Abstract: The unsustainable nature and the environmental impact of fossil fuels have shifted attention to renewable energy and fuel cells, especially in the transportation sector. In this study, the generation of electricity based on the electrons released from biochemical reactions facilitated by microbes is evaluated. Microbial fuel cell (MFC) represents an eco-friendly approach to generating electricity while purifying wastewater concurrently, achieving up to 50% chemical oxygen demand removal and power densities in the range of 420-460 mW/m2. The system utilizes the metabolism power of bacteria for electricity generation. This mini-review is quite comprehensive. It is different from other reviews, it is all-inclusive focusing on the; types of MFCs; substrates and microbes; areas of applications; device performances; design, and technology configuration.

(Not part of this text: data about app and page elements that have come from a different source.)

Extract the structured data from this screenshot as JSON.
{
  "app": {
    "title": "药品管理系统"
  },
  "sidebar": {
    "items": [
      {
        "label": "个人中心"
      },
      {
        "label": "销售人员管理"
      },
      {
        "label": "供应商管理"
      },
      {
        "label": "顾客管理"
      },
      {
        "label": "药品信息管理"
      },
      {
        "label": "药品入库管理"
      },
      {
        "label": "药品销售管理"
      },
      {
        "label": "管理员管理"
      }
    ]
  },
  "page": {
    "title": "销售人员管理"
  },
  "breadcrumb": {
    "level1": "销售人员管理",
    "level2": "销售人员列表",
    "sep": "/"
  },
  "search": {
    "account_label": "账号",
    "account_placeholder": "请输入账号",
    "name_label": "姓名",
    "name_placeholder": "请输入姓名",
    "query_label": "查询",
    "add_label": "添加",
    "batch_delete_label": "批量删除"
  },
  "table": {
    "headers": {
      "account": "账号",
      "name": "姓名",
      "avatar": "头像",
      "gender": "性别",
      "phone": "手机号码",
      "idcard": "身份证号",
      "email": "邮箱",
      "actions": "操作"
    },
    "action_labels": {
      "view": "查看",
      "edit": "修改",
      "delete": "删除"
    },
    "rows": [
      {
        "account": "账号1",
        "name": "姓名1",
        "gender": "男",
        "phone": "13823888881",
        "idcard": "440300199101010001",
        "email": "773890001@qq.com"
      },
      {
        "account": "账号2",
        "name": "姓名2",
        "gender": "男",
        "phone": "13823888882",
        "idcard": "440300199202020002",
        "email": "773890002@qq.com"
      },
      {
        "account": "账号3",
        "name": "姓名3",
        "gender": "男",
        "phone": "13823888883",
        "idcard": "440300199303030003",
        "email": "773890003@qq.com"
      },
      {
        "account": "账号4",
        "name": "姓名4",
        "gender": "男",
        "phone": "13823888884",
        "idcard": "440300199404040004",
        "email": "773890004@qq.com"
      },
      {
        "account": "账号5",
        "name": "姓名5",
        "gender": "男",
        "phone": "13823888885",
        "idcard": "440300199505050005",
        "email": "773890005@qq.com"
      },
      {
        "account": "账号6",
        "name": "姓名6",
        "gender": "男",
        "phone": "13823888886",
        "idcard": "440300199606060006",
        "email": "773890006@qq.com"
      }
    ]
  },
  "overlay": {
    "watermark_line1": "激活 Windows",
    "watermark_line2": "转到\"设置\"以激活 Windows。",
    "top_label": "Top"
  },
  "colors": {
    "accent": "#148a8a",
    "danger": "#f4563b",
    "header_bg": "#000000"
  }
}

All these were evaluated, presented and discussed which can now be accessed in a single paper. It was discovered that higher power density and coulombic efficiency could be achieved through proper selection of microbes, mode of operation, a suitable material for construction, and improved MFC types. Also, the full-scale application of MFC is impeded by materials cost and the wastewater low buffering capacity. Though the electricity generated is still at the demonstration stage, to date, there is no industrial application. Therefore, this study reviewed articles on the technology to set new and insightful perspectives for further research and highlighted steps for scale-up while reinforcing the criteria for microbe selection and their corresponding activity.
TL;DR: In this article, green synthesis of tin oxide (SnO2) nanoparticles has been carried out by simple, eco-friendly and low cost process using guava (Psidium Guajava) leaf extract.
Abstract: In present investigation green synthesis of tin oxide (SnO2) nanoparticles has been carried out by simple, eco-friendly and low cost process using guava (Psidium Guajava) leaf extract. The as-synthesized SnO2 nanoparticles were characterized by UV-visible spectroscopy, Fourier transform infrared spectroscopy, X-ray powder diffraction, Transmission electron microscopy, Field emission scanning electron microscope and Energy-dispersive spectroscopy. The photocatalytic activity of the nanoparticles was analyzed for the photodegradation of reactive yellow 186 dye under sunlight. SnO2 nanoparticles within size range 8–10 nm effectively degraded 90% of the dye within 180 min at a rate constant of 0.00476 min−1.